The country once known as the Lewchew (Ryukyu) Kingdom was a tributary state of China during the Ming and Qing periods. However, ever since Japan’s annexation of the kingdom in 1879, the Chinese public opinion toward the question of the kingdom’s legal status and its relationship with China became ambivalent. By the time of the second Sino-Japanese War (1937-1945), the Lewchew question regained attention from the Chinese political elite and public opinion as the issue regarding “reversion of lost territory” emerged.
Following the beginning of the Pacific War between the US and Japan, in anticipation of the eventual peace negotiations regarding post-war territories and the East Asian geopolitical order, the ROC government‘s top policy-making organ, the Supreme National Defense Council, set up the International Problems Discussion Sessions to determine post-war policy. This paper focuses on discussions regarding the post-war legal status of the Lewchew, and the “Chiang-Roosevelt” summit during the Cairo Conference regarding the post-war Lewchew arrangements.
This paper reveals from internal government archives that the ROC government had varying internal views and did not have a consistent position on the post-war legal status of Lewchew, and was unable to reach real agreement even prior to the Cairo Conference.

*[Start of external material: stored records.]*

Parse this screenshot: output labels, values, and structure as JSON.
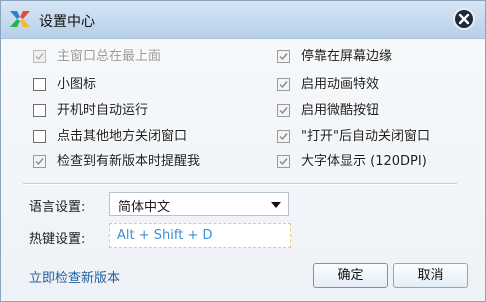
{
  "window": {
    "title": "设置中心"
  },
  "options": [
    {
      "label": "主窗口总在最上面",
      "checked": true,
      "disabled": true
    },
    {
      "label": "小图标",
      "checked": false,
      "disabled": false
    },
    {
      "label": "开机时自动运行",
      "checked": false,
      "disabled": false
    },
    {
      "label": "点击其他地方关闭窗口",
      "checked": false,
      "disabled": false
    },
    {
      "label": "检查到有新版本时提醒我",
      "checked": true,
      "disabled": false
    },
    {
      "label": "停靠在屏幕边缘",
      "checked": true,
      "disabled": false
    },
    {
      "label": "启用动画特效",
      "checked": true,
      "disabled": false
    },
    {
      "label": "启用微酷按钮",
      "checked": true,
      "disabled": false
    },
    {
      "label": "\"打开\"后自动关闭窗口",
      "checked": true,
      "disabled": false
    },
    {
      "label": "大字体显示 (120DPI)",
      "checked": true,
      "disabled": false
    }
  ],
  "language": {
    "label": "语言设置:",
    "value": "简体中文"
  },
  "hotkey": {
    "label": "热键设置:",
    "value": "Alt + Shift + D"
  },
  "footer": {
    "update_link": "立即检查新版本",
    "ok_label": "确定",
    "cancel_label": "取消"
  },
  "colors": {
    "link": "#1f5f9e",
    "hotkey_text": "#3b8fd6",
    "titlebar": "#c5d9ee"
  },
  "icons": {
    "logo": "app-logo-icon",
    "close": "close-icon",
    "dropdown": "chevron-down-icon",
    "check": "checkmark-icon"
  }
}
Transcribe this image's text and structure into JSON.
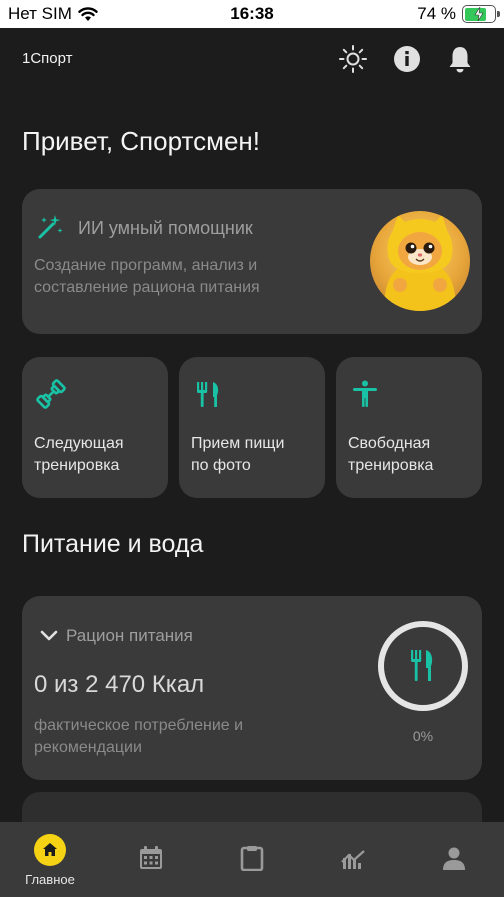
{
  "status_bar": {
    "carrier": "Нет SIM",
    "time": "16:38",
    "battery_percent": "74 %",
    "battery_level": 0.74
  },
  "header": {
    "app_name": "1Спорт",
    "icons": [
      "brightness-icon",
      "info-icon",
      "bell-icon"
    ]
  },
  "greeting": "Привет, Спортсмен!",
  "ai_card": {
    "title": "ИИ умный помощник",
    "description": "Создание программ, анализ и составление рациона питания",
    "icon": "magic-wand-icon"
  },
  "tiles": [
    {
      "label_line1": "Следующая",
      "label_line2": "тренировка",
      "icon": "dumbbell-icon"
    },
    {
      "label_line1": "Прием пищи",
      "label_line2": "по фото",
      "icon": "cutlery-icon"
    },
    {
      "label_line1": "Свободная",
      "label_line2": "тренировка",
      "icon": "person-stretch-icon"
    }
  ],
  "section_title": "Питание и вода",
  "nutrition": {
    "header": "Рацион питания",
    "value": "0 из 2 470 Ккал",
    "description": "фактическое потребление и рекомендации",
    "percent": "0%",
    "progress": 0
  },
  "tabbar": {
    "items": [
      {
        "label": "Главное",
        "icon": "home-icon",
        "active": true
      },
      {
        "label": "",
        "icon": "calendar-icon"
      },
      {
        "label": "",
        "icon": "clipboard-icon"
      },
      {
        "label": "",
        "icon": "chart-icon"
      },
      {
        "label": "",
        "icon": "profile-icon"
      }
    ]
  },
  "colors": {
    "background": "#1c1c1c",
    "card": "#3a3a3a",
    "accent_teal": "#19c2a4",
    "active_tab": "#f6d215"
  }
}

The three varying views included: (1) reversion to China; (2) reversion to Japan, but demilitarization; (3) trusteeship under an international organization.

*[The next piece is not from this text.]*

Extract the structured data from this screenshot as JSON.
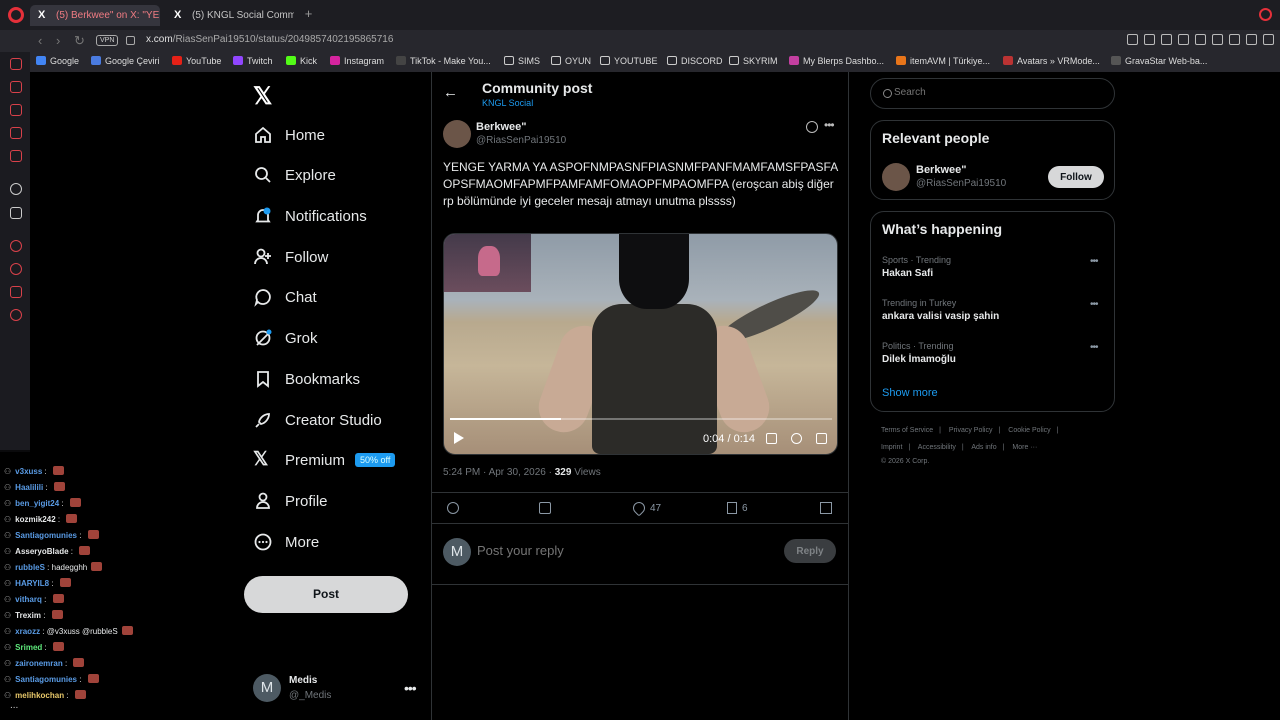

During the “Chiang-Roosevelt” summit, President Roosevelt referred to the question of post-war Lewchew and enquired “more than once” whether China “would want the Lewchew returned”. Chiang replied that China would be agreeable to “China-US joint occupation”. This paper analyzes the underlying background and circumstances behind Chiang’s response and concludes the following: (1) Chiang based his response on the earlier internal policy-making discussions, and improvised accordingly based on Roosevelt’s spontaneous inquiry. (2) Chiang’s understanding of the Lewchew’s status shifted from “China’s lost territory” to “a legal status equal to Korea”. (3) Acknowledging the “terminability of the First Sino-Japanese War (1894-1895)”, the Lewchews were not considered to be part of the territories to be returned to China. 4) China lacked a strong navy and thus faced challenges of extending its coverage the Lewchews. 5) Chiang felt compelled to “assure the United States” of China’s lack of territorial “ambitions” as he suspected that Roosevelt’s inquiry was to sound out Chiang’s intentions and accordingly encourage China’s resolve toward the war of resistance against the Japanese.